In other words, if I can claim that the cause of your problem is something you do that I don’t do, then what happened to you can’t happen to me.
There is, of course, no logic to this, but it brings some shaky comfort to frightened hearts.
We see this thinking at work when people stare numbly at adversity and ask, “What did I do to deserve this?” Sometimes
the answer is, “nothing.”
(And it doesn’t have to be bad), you could be excited from something wonderful.
Have You Ever Asked Yourself
Most often then not I ask myself this after something I am looking forward to goes wrong.
Even at times when something goes wrong I lay awake at night and my thoughts wonder to what previously
I AM sure everyone does it at times, wishing for another try or chance.
You may lay awake thinking about your suffering, part of life’s suffering is misery’s shadow persisting/hanging on, not
only do you suffer but you have to think about suffering.
I can’t prove this with statistics or find it any book I know of, yet I would say that more people either come to the faith or fall away because of this reason above all others.
The disturbance of suffering.
You See God Uses Times of Suffering…
…to Teach and Grow Us.
If you allow yourself to remember your sufferings, did you not learn more about faith while suffering then
any other time?
It has been said that; “Blessings are God’s whispers, he speaks in our conscience, but shouts to us in our suffering.”
“O my Comforter in sorrow, my heart is faint within me,”
Suffering becomes the only way to realize our hollow spiritual self. Pain is unmasked, and every person knows when something is not right when they are hurting.

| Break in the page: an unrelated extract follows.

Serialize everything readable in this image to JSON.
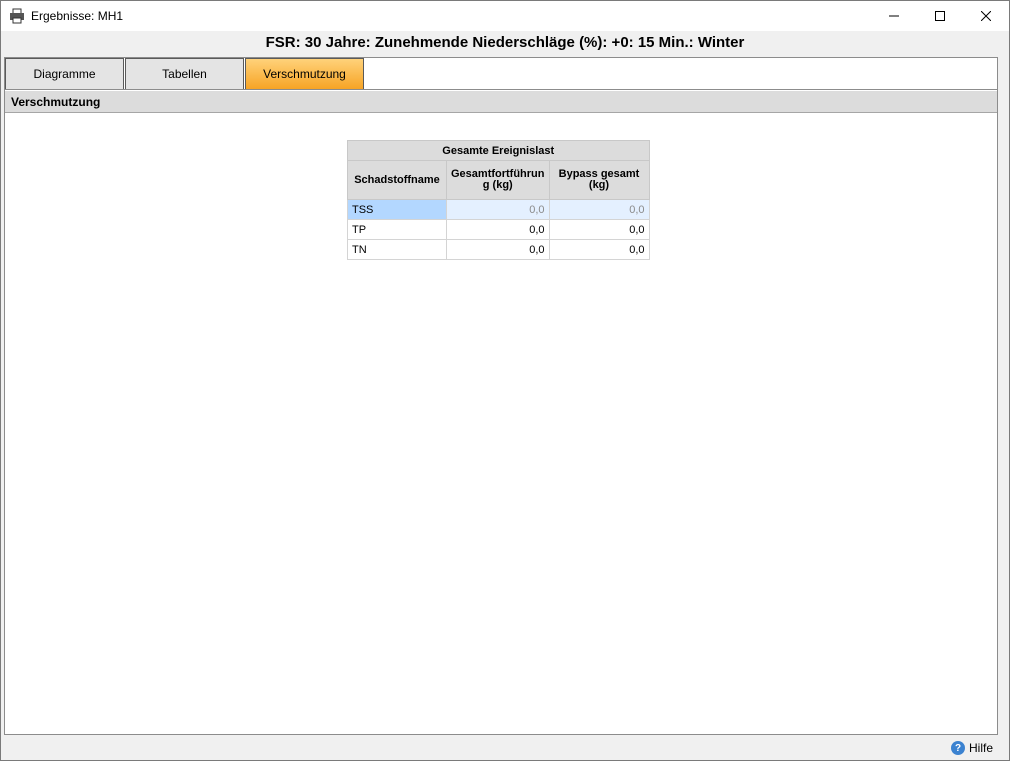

Pain insists upon being attended
to. So when you move along this line of thought you come to the idea, “Why do I or someone else suffer when others don’t?”
I Know Suffering Is Exhausting and Pain Hurts
That is why it’s called “pain
and suffering.” If there were an escape, a person of great wisdom and insight would have done it already.
However, Discipleship demands such trials to drive us towards renewal. Read Hebrews 2:10….
“God, for whom and through whom everything was made, chose to bring many children into glory.
And it was only right that he should make Jesus, through his suffering, a perfect leader, fit to bring them into their salvation.”
The real question is what to do when life has just punched us a good one, and Job’s comforters show up at our door.
Nobody says we have to let them in. And certainly nobody says we have to entertain them. And, most positively,
nobody says we have to believe them.
“For just as the sufferings of Christ flow over into our lives, so also through Christ our comfort overflows,” 2 Corinthians 1:5.
We can sort out the “who’s-to-blame-for-what”
after we get some solid ground under our feet and a little energy back into our lives.
But we still won’t want Job’s comforters anywhere around us…
…We will want people who care.
“Compassion “ ~ a poem…
To me not to be kind is evil of the mind.
No need to pray or preach,
Let us our children teach with every fond caress,
Pity and gentleness:
So in the end may we God’s Kingdom cause to be.
Author :- R.W. Service
In His Shadow,
~ Mary Lindow ©
” THE MESSENGER ” ~ Mary Lindow